::: Exercise data

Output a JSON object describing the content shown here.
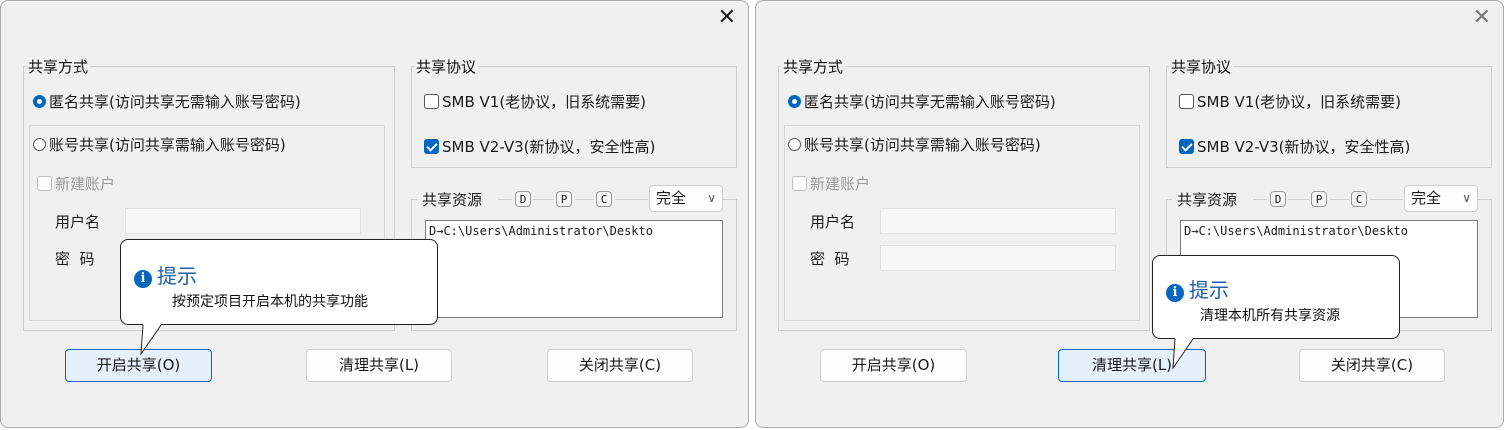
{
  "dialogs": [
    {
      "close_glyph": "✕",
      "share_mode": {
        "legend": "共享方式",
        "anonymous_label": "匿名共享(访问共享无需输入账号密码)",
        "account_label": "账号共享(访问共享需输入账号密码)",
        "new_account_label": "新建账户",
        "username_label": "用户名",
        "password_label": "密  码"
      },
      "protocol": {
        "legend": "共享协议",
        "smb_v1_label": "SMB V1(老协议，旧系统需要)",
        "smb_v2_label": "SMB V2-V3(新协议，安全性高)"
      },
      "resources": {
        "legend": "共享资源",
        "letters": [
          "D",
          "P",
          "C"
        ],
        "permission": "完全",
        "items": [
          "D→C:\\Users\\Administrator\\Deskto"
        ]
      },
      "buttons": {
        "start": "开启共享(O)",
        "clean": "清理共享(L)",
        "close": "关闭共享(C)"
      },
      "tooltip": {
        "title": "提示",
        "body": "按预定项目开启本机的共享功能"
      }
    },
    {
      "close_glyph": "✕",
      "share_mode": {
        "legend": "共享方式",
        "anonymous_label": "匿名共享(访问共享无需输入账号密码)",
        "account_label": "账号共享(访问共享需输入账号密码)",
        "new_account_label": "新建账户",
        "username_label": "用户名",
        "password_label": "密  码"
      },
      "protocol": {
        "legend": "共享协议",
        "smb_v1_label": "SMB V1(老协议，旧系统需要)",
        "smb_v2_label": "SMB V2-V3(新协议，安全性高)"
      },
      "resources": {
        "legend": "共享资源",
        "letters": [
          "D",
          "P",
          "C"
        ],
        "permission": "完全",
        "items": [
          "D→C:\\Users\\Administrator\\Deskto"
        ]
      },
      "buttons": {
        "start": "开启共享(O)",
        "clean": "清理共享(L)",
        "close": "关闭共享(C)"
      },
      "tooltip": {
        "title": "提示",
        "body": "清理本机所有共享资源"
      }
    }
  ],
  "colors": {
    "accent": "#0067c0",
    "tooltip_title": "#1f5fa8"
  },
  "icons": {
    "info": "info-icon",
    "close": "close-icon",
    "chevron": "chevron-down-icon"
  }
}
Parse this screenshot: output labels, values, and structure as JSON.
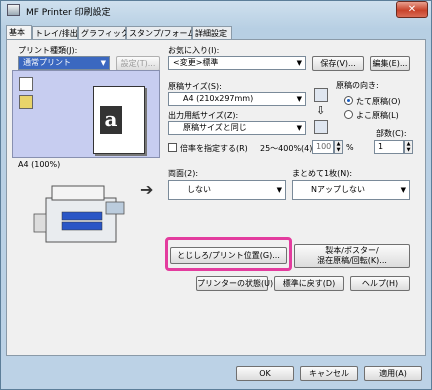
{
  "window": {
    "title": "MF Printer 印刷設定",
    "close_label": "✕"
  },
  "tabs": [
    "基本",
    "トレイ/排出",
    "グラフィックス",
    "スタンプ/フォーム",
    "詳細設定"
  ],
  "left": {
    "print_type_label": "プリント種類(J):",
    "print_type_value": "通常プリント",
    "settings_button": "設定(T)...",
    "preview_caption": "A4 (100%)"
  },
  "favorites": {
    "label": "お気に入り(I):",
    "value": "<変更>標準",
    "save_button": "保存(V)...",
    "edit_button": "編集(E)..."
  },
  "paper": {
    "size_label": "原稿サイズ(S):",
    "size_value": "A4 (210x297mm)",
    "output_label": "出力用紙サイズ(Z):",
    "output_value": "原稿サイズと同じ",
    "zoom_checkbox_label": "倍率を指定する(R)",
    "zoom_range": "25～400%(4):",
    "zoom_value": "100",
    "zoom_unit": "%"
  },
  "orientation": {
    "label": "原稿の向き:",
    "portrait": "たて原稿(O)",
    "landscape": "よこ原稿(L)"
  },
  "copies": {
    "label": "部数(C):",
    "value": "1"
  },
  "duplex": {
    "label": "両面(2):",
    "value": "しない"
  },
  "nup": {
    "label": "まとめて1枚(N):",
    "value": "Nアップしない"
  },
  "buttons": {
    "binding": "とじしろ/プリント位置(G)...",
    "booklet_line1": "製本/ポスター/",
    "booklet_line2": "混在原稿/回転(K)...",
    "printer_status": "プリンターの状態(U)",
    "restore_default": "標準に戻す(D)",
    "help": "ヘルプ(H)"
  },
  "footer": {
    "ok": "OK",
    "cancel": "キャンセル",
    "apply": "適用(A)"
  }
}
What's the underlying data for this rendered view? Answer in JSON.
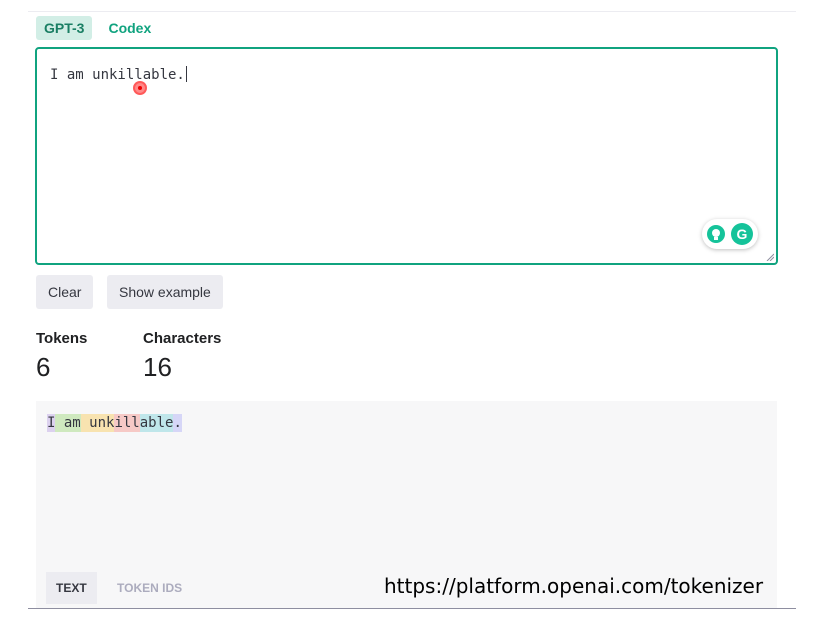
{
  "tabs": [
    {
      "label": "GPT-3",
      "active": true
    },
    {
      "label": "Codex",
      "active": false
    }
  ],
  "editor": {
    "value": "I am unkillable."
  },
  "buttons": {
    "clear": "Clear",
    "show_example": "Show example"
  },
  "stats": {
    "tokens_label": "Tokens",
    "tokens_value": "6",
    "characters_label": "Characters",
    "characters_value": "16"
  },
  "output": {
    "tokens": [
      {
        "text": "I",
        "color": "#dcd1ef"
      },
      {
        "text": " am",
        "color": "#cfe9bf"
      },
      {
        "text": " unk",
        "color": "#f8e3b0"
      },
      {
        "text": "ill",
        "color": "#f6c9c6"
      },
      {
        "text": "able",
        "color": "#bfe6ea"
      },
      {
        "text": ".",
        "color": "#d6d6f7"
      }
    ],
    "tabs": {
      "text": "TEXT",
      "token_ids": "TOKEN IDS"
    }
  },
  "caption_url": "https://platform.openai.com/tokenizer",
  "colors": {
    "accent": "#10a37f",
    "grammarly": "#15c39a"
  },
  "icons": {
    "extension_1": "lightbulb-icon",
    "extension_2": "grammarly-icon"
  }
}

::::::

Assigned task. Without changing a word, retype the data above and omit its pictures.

Response area.
Output a JSON object describing the content shown here.
{
  "dialogs": [
    {
      "close_glyph": "✕",
      "share_mode": {
        "legend": "共享方式",
        "anonymous_label": "匿名共享(访问共享无需输入账号密码)",
        "account_label": "账号共享(访问共享需输入账号密码)",
        "new_account_label": "新建账户",
        "username_label": "用户名",
        "password_label": "密  码"
      },
      "protocol": {
        "legend": "共享协议",
        "smb_v1_label": "SMB V1(老协议，旧系统需要)",
        "smb_v2_label": "SMB V2-V3(新协议，安全性高)"
      },
      "resources": {
        "legend": "共享资源",
        "letters": [
          "D",
          "P",
          "C"
        ],
        "permission": "完全",
        "items": [
          "D→C:\\Users\\Administrator\\Deskto"
        ]
      },
      "buttons": {
        "start": "开启共享(O)",
        "clean": "清理共享(L)",
        "close": "关闭共享(C)"
      },
      "tooltip": {
        "title": "提示",
        "body": "按预定项目开启本机的共享功能"
      }
    },
    {
      "close_glyph": "✕",
      "share_mode": {
        "legend": "共享方式",
        "anonymous_label": "匿名共享(访问共享无需输入账号密码)",
        "account_label": "账号共享(访问共享需输入账号密码)",
        "new_account_label": "新建账户",
        "username_label": "用户名",
        "password_label": "密  码"
      },
      "protocol": {
        "legend": "共享协议",
        "smb_v1_label": "SMB V1(老协议，旧系统需要)",
        "smb_v2_label": "SMB V2-V3(新协议，安全性高)"
      },
      "resources": {
        "legend": "共享资源",
        "letters": [
          "D",
          "P",
          "C"
        ],
        "permission": "完全",
        "items": [
          "D→C:\\Users\\Administrator\\Deskto"
        ]
      },
      "buttons": {
        "start": "开启共享(O)",
        "clean": "清理共享(L)",
        "close": "关闭共享(C)"
      },
      "tooltip": {
        "title": "提示",
        "body": "清理本机所有共享资源"
      }
    }
  ],
  "colors": {
    "accent": "#0067c0",
    "tooltip_title": "#1f5fa8"
  },
  "icons": {
    "info": "info-icon",
    "close": "close-icon",
    "chevron": "chevron-down-icon"
  }
}
Parse this screenshot: output labels, values, and structure as JSON.
{
  "window": {
    "title": "MF Printer 印刷設定",
    "close_label": "✕"
  },
  "tabs": [
    "基本",
    "トレイ/排出",
    "グラフィックス",
    "スタンプ/フォーム",
    "詳細設定"
  ],
  "left": {
    "print_type_label": "プリント種類(J):",
    "print_type_value": "通常プリント",
    "settings_button": "設定(T)...",
    "preview_caption": "A4 (100%)"
  },
  "favorites": {
    "label": "お気に入り(I):",
    "value": "<変更>標準",
    "save_button": "保存(V)...",
    "edit_button": "編集(E)..."
  },
  "paper": {
    "size_label": "原稿サイズ(S):",
    "size_value": "A4 (210x297mm)",
    "output_label": "出力用紙サイズ(Z):",
    "output_value": "原稿サイズと同じ",
    "zoom_checkbox_label": "倍率を指定する(R)",
    "zoom_range": "25～400%(4):",
    "zoom_value": "100",
    "zoom_unit": "%"
  },
  "orientation": {
    "label": "原稿の向き:",
    "portrait": "たて原稿(O)",
    "landscape": "よこ原稿(L)"
  },
  "copies": {
    "label": "部数(C):",
    "value": "1"
  },
  "duplex": {
    "label": "両面(2):",
    "value": "しない"
  },
  "nup": {
    "label": "まとめて1枚(N):",
    "value": "Nアップしない"
  },
  "buttons": {
    "binding": "とじしろ/プリント位置(G)...",
    "booklet_line1": "製本/ポスター/",
    "booklet_line2": "混在原稿/回転(K)...",
    "printer_status": "プリンターの状態(U)",
    "restore_default": "標準に戻す(D)",
    "help": "ヘルプ(H)"
  },
  "footer": {
    "ok": "OK",
    "cancel": "キャンセル",
    "apply": "適用(A)"
  }
}
What's the underlying data for this rendered view? Answer in JSON.
{
  "tabs": [
    {
      "label": "GPT-3",
      "active": true
    },
    {
      "label": "Codex",
      "active": false
    }
  ],
  "editor": {
    "value": "I am unkillable."
  },
  "buttons": {
    "clear": "Clear",
    "show_example": "Show example"
  },
  "stats": {
    "tokens_label": "Tokens",
    "tokens_value": "6",
    "characters_label": "Characters",
    "characters_value": "16"
  },
  "output": {
    "tokens": [
      {
        "text": "I",
        "color": "#dcd1ef"
      },
      {
        "text": " am",
        "color": "#cfe9bf"
      },
      {
        "text": " unk",
        "color": "#f8e3b0"
      },
      {
        "text": "ill",
        "color": "#f6c9c6"
      },
      {
        "text": "able",
        "color": "#bfe6ea"
      },
      {
        "text": ".",
        "color": "#d6d6f7"
      }
    ],
    "tabs": {
      "text": "TEXT",
      "token_ids": "TOKEN IDS"
    }
  },
  "caption_url": "https://platform.openai.com/tokenizer",
  "colors": {
    "accent": "#10a37f",
    "grammarly": "#15c39a"
  },
  "icons": {
    "extension_1": "lightbulb-icon",
    "extension_2": "grammarly-icon"
  }
}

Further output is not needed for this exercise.